REQUIRED ACTION: Pull every line holding the word "this" from the data below and copy it.

PROVIDED RECORDS:
****************************************
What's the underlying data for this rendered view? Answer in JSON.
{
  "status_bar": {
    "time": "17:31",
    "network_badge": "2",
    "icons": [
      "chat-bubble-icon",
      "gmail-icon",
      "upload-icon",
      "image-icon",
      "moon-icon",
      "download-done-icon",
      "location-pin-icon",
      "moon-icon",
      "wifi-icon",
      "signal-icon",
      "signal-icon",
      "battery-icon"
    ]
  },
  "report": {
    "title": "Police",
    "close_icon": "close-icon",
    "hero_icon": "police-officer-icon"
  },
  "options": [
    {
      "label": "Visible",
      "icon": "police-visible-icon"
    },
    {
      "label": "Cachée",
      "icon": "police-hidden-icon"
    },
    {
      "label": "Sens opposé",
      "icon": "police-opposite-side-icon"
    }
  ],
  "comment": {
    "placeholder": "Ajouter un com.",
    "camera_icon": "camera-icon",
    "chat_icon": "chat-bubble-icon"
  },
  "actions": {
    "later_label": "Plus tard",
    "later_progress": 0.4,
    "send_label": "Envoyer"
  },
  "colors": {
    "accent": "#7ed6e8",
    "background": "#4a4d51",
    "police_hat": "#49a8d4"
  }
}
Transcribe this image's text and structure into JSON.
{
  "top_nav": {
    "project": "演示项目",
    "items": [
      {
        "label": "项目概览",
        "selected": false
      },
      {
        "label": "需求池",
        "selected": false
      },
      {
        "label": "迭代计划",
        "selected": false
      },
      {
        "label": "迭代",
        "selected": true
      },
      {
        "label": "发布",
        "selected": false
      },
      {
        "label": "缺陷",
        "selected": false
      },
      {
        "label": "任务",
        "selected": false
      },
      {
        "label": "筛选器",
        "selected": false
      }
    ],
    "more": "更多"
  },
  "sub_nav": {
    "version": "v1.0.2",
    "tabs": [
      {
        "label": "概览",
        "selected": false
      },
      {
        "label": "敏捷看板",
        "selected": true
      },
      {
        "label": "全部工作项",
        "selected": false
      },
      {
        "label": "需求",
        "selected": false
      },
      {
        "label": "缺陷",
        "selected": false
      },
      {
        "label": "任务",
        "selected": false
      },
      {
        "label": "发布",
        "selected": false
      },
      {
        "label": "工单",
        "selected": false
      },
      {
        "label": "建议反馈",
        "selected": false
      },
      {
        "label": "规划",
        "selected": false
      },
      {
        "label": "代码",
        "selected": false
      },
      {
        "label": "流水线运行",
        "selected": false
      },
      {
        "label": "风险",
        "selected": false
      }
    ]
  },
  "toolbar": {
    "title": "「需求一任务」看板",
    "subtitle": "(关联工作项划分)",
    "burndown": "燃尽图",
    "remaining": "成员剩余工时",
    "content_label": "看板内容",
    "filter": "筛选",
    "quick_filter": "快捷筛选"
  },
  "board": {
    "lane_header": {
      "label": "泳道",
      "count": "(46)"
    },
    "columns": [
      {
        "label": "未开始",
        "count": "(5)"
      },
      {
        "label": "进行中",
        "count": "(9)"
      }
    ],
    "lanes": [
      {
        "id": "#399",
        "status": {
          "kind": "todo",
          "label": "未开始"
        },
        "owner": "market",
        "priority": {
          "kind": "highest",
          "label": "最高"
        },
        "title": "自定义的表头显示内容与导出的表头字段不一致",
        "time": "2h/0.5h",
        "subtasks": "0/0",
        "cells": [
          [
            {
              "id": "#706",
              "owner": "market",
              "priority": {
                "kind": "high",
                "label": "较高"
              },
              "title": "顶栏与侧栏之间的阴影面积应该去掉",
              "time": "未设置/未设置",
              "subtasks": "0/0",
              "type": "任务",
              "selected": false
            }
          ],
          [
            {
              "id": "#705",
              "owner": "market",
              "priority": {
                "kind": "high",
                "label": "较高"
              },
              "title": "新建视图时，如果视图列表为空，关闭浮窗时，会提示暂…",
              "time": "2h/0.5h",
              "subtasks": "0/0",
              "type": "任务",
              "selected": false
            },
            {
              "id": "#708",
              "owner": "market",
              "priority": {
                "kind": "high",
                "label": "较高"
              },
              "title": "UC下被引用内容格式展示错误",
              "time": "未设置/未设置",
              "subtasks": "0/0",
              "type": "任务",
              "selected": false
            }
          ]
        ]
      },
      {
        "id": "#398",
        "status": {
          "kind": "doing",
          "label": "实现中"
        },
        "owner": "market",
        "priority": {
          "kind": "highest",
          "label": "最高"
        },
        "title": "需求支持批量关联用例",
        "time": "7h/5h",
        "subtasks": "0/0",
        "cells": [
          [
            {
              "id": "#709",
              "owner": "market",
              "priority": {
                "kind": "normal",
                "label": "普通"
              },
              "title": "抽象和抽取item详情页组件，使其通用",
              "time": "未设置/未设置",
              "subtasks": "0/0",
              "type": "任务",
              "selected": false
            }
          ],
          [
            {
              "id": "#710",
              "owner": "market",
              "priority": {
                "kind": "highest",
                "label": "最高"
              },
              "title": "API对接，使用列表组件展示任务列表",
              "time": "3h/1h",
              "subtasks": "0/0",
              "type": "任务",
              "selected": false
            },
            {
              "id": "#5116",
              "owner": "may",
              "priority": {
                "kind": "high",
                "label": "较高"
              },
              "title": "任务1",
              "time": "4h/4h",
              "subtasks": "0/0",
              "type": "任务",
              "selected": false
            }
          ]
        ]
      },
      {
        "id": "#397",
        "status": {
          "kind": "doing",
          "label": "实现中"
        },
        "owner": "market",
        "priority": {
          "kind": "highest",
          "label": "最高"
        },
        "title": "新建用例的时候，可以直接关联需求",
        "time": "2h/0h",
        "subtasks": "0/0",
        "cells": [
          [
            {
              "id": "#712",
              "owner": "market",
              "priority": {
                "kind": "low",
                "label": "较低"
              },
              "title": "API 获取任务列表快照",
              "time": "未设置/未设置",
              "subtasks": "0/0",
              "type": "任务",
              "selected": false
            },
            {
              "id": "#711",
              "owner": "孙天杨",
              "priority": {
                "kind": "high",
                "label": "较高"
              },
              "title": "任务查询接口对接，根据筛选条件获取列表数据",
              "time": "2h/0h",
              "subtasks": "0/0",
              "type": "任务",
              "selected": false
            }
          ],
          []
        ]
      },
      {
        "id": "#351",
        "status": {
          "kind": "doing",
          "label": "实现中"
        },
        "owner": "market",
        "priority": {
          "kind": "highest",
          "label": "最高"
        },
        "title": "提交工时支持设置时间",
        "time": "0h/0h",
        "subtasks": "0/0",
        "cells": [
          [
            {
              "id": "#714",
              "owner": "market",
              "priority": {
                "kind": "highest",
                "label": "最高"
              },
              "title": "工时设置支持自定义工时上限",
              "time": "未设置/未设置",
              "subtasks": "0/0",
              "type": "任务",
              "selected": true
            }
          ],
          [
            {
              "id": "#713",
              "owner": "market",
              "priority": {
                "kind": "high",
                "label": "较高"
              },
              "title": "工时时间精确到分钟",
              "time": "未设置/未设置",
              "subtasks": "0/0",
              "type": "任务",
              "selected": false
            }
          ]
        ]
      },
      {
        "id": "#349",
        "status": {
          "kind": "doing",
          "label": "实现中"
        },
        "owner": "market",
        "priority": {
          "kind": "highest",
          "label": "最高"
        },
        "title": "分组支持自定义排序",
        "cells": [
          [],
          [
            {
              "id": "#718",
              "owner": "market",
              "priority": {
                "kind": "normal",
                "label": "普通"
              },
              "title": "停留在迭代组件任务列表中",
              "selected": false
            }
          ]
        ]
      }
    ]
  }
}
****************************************
EXERCISE OUTPUT:
What's the underlying data for this rendered view? Answer in JSON.
Transcribe this image's text and structure into JSON.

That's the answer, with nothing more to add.